### WHAT IS BEING ASKED
What is needed here is every record, retyped without any change.

### DATA SECTION
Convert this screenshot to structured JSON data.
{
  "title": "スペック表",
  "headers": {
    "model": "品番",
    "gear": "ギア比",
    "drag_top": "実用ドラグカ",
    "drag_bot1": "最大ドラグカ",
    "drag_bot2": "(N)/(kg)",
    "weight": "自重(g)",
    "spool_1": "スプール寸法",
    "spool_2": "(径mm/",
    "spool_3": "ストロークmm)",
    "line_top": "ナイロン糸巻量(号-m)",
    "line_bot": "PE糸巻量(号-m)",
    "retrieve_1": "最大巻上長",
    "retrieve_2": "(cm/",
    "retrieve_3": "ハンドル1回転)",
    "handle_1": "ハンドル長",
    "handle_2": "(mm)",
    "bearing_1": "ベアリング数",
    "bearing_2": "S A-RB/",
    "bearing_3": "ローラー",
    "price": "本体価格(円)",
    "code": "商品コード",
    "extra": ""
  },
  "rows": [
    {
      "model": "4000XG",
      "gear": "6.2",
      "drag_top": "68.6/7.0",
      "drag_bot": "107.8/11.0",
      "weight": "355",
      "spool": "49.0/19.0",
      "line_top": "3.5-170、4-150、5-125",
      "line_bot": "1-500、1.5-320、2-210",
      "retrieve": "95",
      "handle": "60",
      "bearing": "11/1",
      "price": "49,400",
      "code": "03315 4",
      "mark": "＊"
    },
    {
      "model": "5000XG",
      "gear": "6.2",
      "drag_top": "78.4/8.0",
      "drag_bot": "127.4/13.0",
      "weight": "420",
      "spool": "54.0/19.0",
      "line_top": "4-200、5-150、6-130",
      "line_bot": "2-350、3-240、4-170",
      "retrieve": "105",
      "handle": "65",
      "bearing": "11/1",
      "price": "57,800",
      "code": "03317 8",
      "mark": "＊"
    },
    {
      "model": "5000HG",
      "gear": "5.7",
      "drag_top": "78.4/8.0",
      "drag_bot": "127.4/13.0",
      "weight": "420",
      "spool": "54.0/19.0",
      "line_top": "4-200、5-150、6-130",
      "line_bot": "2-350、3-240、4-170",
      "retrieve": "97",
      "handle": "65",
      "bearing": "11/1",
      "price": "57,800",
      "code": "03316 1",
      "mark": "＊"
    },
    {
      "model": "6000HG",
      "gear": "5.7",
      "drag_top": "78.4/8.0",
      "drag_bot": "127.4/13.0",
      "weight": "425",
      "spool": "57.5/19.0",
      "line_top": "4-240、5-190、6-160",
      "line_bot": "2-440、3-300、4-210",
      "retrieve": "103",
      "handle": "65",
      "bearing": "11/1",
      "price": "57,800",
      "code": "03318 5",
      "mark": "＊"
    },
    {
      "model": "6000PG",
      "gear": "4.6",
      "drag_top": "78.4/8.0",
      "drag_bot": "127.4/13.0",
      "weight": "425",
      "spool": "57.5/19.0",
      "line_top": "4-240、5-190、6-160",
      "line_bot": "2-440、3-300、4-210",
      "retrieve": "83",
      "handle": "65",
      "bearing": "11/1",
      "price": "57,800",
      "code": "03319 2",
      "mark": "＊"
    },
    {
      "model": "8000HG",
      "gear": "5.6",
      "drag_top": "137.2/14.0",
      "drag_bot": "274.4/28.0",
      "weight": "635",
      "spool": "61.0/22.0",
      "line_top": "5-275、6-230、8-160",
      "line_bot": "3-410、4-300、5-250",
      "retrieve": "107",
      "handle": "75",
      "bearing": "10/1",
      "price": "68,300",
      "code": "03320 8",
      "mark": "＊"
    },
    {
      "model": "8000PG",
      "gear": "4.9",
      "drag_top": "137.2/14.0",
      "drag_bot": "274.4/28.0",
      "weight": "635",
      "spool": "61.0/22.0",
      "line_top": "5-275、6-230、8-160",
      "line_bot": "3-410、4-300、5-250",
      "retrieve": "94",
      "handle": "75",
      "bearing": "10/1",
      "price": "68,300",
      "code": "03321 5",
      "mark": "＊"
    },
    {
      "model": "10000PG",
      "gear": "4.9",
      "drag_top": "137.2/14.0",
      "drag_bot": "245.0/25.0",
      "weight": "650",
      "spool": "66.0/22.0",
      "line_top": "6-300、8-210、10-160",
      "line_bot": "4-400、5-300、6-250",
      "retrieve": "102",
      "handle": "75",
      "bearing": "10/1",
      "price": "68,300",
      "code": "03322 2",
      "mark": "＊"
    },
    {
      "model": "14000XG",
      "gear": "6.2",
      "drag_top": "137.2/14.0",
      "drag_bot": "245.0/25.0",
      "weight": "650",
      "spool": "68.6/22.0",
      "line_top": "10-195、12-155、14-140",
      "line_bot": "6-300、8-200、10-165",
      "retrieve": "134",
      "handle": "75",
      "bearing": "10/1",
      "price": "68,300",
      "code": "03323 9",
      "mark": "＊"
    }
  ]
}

### YOUR SOLUTION
Convert this screenshot to structured JSON data.
{
  "title": "スペック表",
  "headers": {
    "model": "品番",
    "gear": "ギア比",
    "drag_top": "実用ドラグカ",
    "drag_bot1": "最大ドラグカ",
    "drag_bot2": "(N)/(kg)",
    "weight": "自重(g)",
    "spool_1": "スプール寸法",
    "spool_2": "(径mm/",
    "spool_3": "ストロークmm)",
    "line_top": "ナイロン糸巻量(号-m)",
    "line_bot": "PE糸巻量(号-m)",
    "retrieve_1": "最大巻上長",
    "retrieve_2": "(cm/",
    "retrieve_3": "ハンドル1回転)",
    "handle_1": "ハンドル長",
    "handle_2": "(mm)",
    "bearing_1": "ベアリング数",
    "bearing_2": "S A-RB/",
    "bearing_3": "ローラー",
    "price": "本体価格(円)",
    "code": "商品コード",
    "extra": ""
  },
  "rows": [
    {
      "model": "4000XG",
      "gear": "6.2",
      "drag_top": "68.6/7.0",
      "drag_bot": "107.8/11.0",
      "weight": "355",
      "spool": "49.0/19.0",
      "line_top": "3.5-170、4-150、5-125",
      "line_bot": "1-500、1.5-320、2-210",
      "retrieve": "95",
      "handle": "60",
      "bearing": "11/1",
      "price": "49,400",
      "code": "03315 4",
      "mark": "＊"
    },
    {
      "model": "5000XG",
      "gear": "6.2",
      "drag_top": "78.4/8.0",
      "drag_bot": "127.4/13.0",
      "weight": "420",
      "spool": "54.0/19.0",
      "line_top": "4-200、5-150、6-130",
      "line_bot": "2-350、3-240、4-170",
      "retrieve": "105",
      "handle": "65",
      "bearing": "11/1",
      "price": "57,800",
      "code": "03317 8",
      "mark": "＊"
    },
    {
      "model": "5000HG",
      "gear": "5.7",
      "drag_top": "78.4/8.0",
      "drag_bot": "127.4/13.0",
      "weight": "420",
      "spool": "54.0/19.0",
      "line_top": "4-200、5-150、6-130",
      "line_bot": "2-350、3-240、4-170",
      "retrieve": "97",
      "handle": "65",
      "bearing": "11/1",
      "price": "57,800",
      "code": "03316 1",
      "mark": "＊"
    },
    {
      "model": "6000HG",
      "gear": "5.7",
      "drag_top": "78.4/8.0",
      "drag_bot": "127.4/13.0",
      "weight": "425",
      "spool": "57.5/19.0",
      "line_top": "4-240、5-190、6-160",
      "line_bot": "2-440、3-300、4-210",
      "retrieve": "103",
      "handle": "65",
      "bearing": "11/1",
      "price": "57,800",
      "code": "03318 5",
      "mark": "＊"
    },
    {
      "model": "6000PG",
      "gear": "4.6",
      "drag_top": "78.4/8.0",
      "drag_bot": "127.4/13.0",
      "weight": "425",
      "spool": "57.5/19.0",
      "line_top": "4-240、5-190、6-160",
      "line_bot": "2-440、3-300、4-210",
      "retrieve": "83",
      "handle": "65",
      "bearing": "11/1",
      "price": "57,800",
      "code": "03319 2",
      "mark": "＊"
    },
    {
      "model": "8000HG",
      "gear": "5.6",
      "drag_top": "137.2/14.0",
      "drag_bot": "274.4/28.0",
      "weight": "635",
      "spool": "61.0/22.0",
      "line_top": "5-275、6-230、8-160",
      "line_bot": "3-410、4-300、5-250",
      "retrieve": "107",
      "handle": "75",
      "bearing": "10/1",
      "price": "68,300",
      "code": "03320 8",
      "mark": "＊"
    },
    {
      "model": "8000PG",
      "gear": "4.9",
      "drag_top": "137.2/14.0",
      "drag_bot": "274.4/28.0",
      "weight": "635",
      "spool": "61.0/22.0",
      "line_top": "5-275、6-230、8-160",
      "line_bot": "3-410、4-300、5-250",
      "retrieve": "94",
      "handle": "75",
      "bearing": "10/1",
      "price": "68,300",
      "code": "03321 5",
      "mark": "＊"
    },
    {
      "model": "10000PG",
      "gear": "4.9",
      "drag_top": "137.2/14.0",
      "drag_bot": "245.0/25.0",
      "weight": "650",
      "spool": "66.0/22.0",
      "line_top": "6-300、8-210、10-160",
      "line_bot": "4-400、5-300、6-250",
      "retrieve": "102",
      "handle": "75",
      "bearing": "10/1",
      "price": "68,300",
      "code": "03322 2",
      "mark": "＊"
    },
    {
      "model": "14000XG",
      "gear": "6.2",
      "drag_top": "137.2/14.0",
      "drag_bot": "245.0/25.0",
      "weight": "650",
      "spool": "68.6/22.0",
      "line_top": "10-195、12-155、14-140",
      "line_bot": "6-300、8-200、10-165",
      "retrieve": "134",
      "handle": "75",
      "bearing": "10/1",
      "price": "68,300",
      "code": "03323 9",
      "mark": "＊"
    }
  ]
}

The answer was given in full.